Despite the special court in Mumbai rejecting its clean chit to Pragya Singh Thakur and framing charges against her in the 2008 Malegaon blast case, the NIA, which is required to lead the evidence as the prosecution agency, told the court Tuesday that there is insufficient evidence to prosecute Thakur.
The NIA reiterated its stand in response to an application filed by Nisar Ahmed Sayyed Bilal whose son Sayyed Azhar died in the blast that killed six and injured 101 people.Bilal has urged the court to bar Thakur, one of the key accused in the case, from contesting the Lok Sabha elections since the trial is still in progress. She has been named the BJP candidate from Bhopal.
The NIA said it had no comments to offer on the plea against Thakur’s candidature. “This matter is related to election and Election Commission. NIA has no jurisdiction to say anything on this matter because the matter of contesting in elections is not related to this case. It is to be decided by the Election Commission only. Hence, no comments are offered,” it said.

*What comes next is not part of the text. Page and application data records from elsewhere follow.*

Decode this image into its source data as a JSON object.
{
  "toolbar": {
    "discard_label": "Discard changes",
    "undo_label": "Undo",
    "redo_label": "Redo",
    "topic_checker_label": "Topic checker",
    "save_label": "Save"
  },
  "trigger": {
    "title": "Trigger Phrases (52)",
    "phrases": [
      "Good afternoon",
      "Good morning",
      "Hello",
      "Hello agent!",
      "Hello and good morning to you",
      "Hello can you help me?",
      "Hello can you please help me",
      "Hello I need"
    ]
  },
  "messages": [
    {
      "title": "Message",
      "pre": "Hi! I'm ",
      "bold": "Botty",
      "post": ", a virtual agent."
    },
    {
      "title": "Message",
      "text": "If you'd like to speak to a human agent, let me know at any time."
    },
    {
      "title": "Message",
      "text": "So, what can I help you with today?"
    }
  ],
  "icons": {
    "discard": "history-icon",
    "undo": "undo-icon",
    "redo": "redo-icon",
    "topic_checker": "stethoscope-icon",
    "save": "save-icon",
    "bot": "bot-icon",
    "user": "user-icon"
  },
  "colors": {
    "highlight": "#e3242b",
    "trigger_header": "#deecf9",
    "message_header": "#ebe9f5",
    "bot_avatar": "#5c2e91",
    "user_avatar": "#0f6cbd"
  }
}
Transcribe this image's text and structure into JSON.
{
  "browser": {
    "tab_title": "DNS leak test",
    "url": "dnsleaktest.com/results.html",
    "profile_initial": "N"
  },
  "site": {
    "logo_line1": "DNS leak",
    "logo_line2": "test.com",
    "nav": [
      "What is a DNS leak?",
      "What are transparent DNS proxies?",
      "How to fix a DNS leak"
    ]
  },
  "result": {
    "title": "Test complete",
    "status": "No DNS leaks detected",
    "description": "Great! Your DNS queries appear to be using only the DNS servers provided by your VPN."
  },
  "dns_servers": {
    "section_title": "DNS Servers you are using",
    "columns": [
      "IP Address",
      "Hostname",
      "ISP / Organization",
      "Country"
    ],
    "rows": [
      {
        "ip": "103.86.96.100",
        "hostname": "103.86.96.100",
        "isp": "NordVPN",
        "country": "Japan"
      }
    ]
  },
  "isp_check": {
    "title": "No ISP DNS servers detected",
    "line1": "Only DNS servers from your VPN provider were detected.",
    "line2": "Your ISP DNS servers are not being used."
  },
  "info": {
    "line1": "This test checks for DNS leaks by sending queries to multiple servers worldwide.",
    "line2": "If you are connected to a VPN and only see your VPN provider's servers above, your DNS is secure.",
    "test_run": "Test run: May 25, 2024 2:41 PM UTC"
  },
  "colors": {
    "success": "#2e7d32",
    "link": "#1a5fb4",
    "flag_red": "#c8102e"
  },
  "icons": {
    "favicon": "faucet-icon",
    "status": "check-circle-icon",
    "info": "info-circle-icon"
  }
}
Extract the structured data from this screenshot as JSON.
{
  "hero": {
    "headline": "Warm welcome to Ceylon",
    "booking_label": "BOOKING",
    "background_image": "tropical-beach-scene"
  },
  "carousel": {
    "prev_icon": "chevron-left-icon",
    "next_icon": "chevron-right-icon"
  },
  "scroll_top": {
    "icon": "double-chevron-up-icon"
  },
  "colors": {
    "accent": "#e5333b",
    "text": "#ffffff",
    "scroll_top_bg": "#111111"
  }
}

“However, it is pertinent to mention that in the supplementary chargesheet dated May 13, 2016 filed by the NIA, NIA has recommended prosecution against 10 accused persons, and also recommended that the evidences against accused persons namely, Pragya Singh Thakur (and five others) have not been found sufficient… prosecution against them is not maintainable,” the agency informed the court. Click here for more election news
Special Public Prosecutor Avinash Rasal said the paragraph on the clean chit to Thakur was added as part of the case background. Asked why the fact that charges had been framed against her did not find mention in the NIA reply, Rasal said that as prosecutor, he shall be leading evidence against her in the ongoing trial.
Once a final report filed by a prosecution agency against the accused is not accepted by a court, it is the duty of the agency to lead all evidence against the person.
Meanwhile, Thakur, who is facing trial under IPC sections on murder, criminal conspiracy and under the Unlawful Activities (Prevention) Act, has opposed Bilal’s plea, calling it “frivolous” and one with “political agenda”.
In her reply, Thakur said there is no provision under the Representation of the People Act, 1951 which disqualifies her from contesting elections while a case is pending against her. Her reply said that as per election rules, a candidate has to submit an affidavit disclosing pending cases and cases in which there has been conviction. She said this clearly shows that there is no bar on contesting elections while a case is pending against a candidate.
With Bilal pointing out that she had been granted bail on health grounds, Thakur clarified it was not the only ground considered by the Bombay High Court while granting her bail on April 25, 2017. “Further, it is submitted that after her release from jail, she has been taking ayurvedic medical treatment at Bangalore, Lucknow and she is still continuing the ayurvedic treatment in Bhopal,” her reply stated.
She said that after she was granted bail, she was operated upon at the Ram Manohar Lohia Medical Institute, Lucknow for the “ailment of breast cancer”.
In his plea, Bilal claimed that she had misguided the court by claiming that she could not walk without support but was “clearly healthy enough to fight elections in the crippling summer heat”. Thakur’s reply, filed through advocates J P Mishra and Prashant Maggu, said it is true that she could not walk without support at that point, but “after her release from jail, there is a lot of improvement in her health, but lots of things are to be improved”.
Special Judge V S Padalkar will hear arguments on the plea Wednesday.